BERKELEY -- There was unmitigated praise for the benefits of medical marijuana at the Tuesday night City Council meeting. But there was also unanimous consent that the Perfect Plants Patient Group was operating illegally and would have to shut its doors.

"Medical marijuana is not before this council," said Councilman Darryl Moore. "We enforce zoning regulations like we do for every business in Berkeley."

The city attorney will draft a resolution that will detail specific code violations and the council will vote on it Nov. 27.

Before the public hearing, code enforcement officer Gregory Daniel enumerated the various charges leveled at the Perfect Plant Patients Group, better known as 3PG: Its location near Sacramento and Oregon streets violates zoning rules requiring a minimal 600-foot distance between schools and medical marijuana distribution sites, he said.

The operation is in a commercial area, where only licensed dispensaries are permitted to sell medical marijuana; 3PG has no license, Daniel said. (There are three licensed distributors in Berkeley; new policies are being written to add a fourth. Medical marijuana collectives -- generally small -- are allowed to operate in residential zones as long as marijuana cultivation and distribution are "incidental to residential use;" 3PG calls itself a collective, but has some 4,000 members.)

The 3PG zoning certificate is for a retail clothing establishment, Daniel added.

During a public hearing that preceded the council vote, 3PG neighbors expressed frustration with the yearlong process of shutting down the business.

"I don't understand why they're allowed to continue to flagrantly violate laws," said Ryan Kerian. "Please do your duty -- find them a nuisance."

Rosemary DePerez, a nurse with a child at Longfellow Middle School, which is a block from 3PG, told the council that, "I support the right of people having pharmaceutical access to medicine. But what I don't support is that it's within 600 feet of my children's school or any school or any child care. As adults we have to be responsible for our younger members of society."

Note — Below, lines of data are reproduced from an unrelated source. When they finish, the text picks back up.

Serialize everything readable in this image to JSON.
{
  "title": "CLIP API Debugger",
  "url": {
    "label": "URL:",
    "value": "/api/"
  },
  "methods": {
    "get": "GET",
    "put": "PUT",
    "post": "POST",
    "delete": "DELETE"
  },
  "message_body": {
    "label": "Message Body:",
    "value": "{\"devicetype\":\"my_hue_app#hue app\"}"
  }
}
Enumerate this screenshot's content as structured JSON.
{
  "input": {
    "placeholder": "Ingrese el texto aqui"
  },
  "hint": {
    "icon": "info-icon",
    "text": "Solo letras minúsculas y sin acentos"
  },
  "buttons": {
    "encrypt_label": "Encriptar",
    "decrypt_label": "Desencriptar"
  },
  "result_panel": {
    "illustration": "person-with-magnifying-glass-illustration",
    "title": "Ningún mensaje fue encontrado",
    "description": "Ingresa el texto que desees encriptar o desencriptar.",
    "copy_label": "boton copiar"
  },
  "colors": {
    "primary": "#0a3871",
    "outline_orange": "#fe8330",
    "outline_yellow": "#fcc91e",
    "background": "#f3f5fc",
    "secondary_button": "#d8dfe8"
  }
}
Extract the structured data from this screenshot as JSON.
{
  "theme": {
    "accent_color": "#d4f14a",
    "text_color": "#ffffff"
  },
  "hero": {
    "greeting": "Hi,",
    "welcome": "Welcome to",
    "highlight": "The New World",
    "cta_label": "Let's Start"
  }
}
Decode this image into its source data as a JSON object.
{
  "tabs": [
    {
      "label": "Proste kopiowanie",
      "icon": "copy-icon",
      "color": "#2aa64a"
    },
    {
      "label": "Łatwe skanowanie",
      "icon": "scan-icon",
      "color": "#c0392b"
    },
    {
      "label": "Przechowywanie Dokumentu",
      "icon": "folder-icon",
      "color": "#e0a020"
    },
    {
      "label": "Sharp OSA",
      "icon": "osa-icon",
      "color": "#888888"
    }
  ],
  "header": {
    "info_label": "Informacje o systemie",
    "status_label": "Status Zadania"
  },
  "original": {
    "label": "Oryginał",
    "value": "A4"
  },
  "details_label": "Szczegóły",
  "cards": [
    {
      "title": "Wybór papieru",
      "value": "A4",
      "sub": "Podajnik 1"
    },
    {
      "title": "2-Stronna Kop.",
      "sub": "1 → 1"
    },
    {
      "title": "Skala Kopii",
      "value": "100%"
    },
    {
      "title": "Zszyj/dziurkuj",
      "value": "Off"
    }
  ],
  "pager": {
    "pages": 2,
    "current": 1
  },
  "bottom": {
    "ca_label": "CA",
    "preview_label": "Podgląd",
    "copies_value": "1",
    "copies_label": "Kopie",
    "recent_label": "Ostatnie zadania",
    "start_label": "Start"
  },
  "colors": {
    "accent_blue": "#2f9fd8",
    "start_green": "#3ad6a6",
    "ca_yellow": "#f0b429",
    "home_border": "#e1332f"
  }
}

Others said they'd witnessed 3PG associates engage in street-level drug deals. And "shootings and violence are up since 3PG moved in," said Christopher Allen, who lives near the site.

But 3PG supporters argued that illegal drug dealing and violence in the area is not associated with the business and that, in fact, the 3PG security guards discourage loitering and keep the area clean.

"There is no drug dealing going on there," said Terry Carver. "Cannabis is medicine and it's being dispensed to qualified patients in accordance with state law."

Carver said 3PG has nothing to do with crime in the long-troubled neighborhood. "Cannabis patients still face a lot of prejudice and negative stereotyping as do people of color and poor people in general," she said.

The city and 3PG supporters were at odds over the question of the distance between the school and the storefront. Perfect Plant operator Eric Thomas told the council he'd hired a surveyor who said the distance between the two was 619 feet; city staff said it was 546 feet.

Tashawn Nicholas said 3PG was being signaled out unfairly, noting that "3PG is right next to a liquor store."

Councilman Kriss Worthington agreed that 3PG was violating city laws and voted with the rest of the council to shut down the operation. However, he questioned the law.

"We have to expand the number of dispensaries that are legal beyond four," he said, arguing there are hundreds of places in Berkeley where people can get medical cannabis. "We're closing our eyes, pretending it doesn't exist."

Independent journalist Judith Scherr can be reached at judithscherr@gmail.com.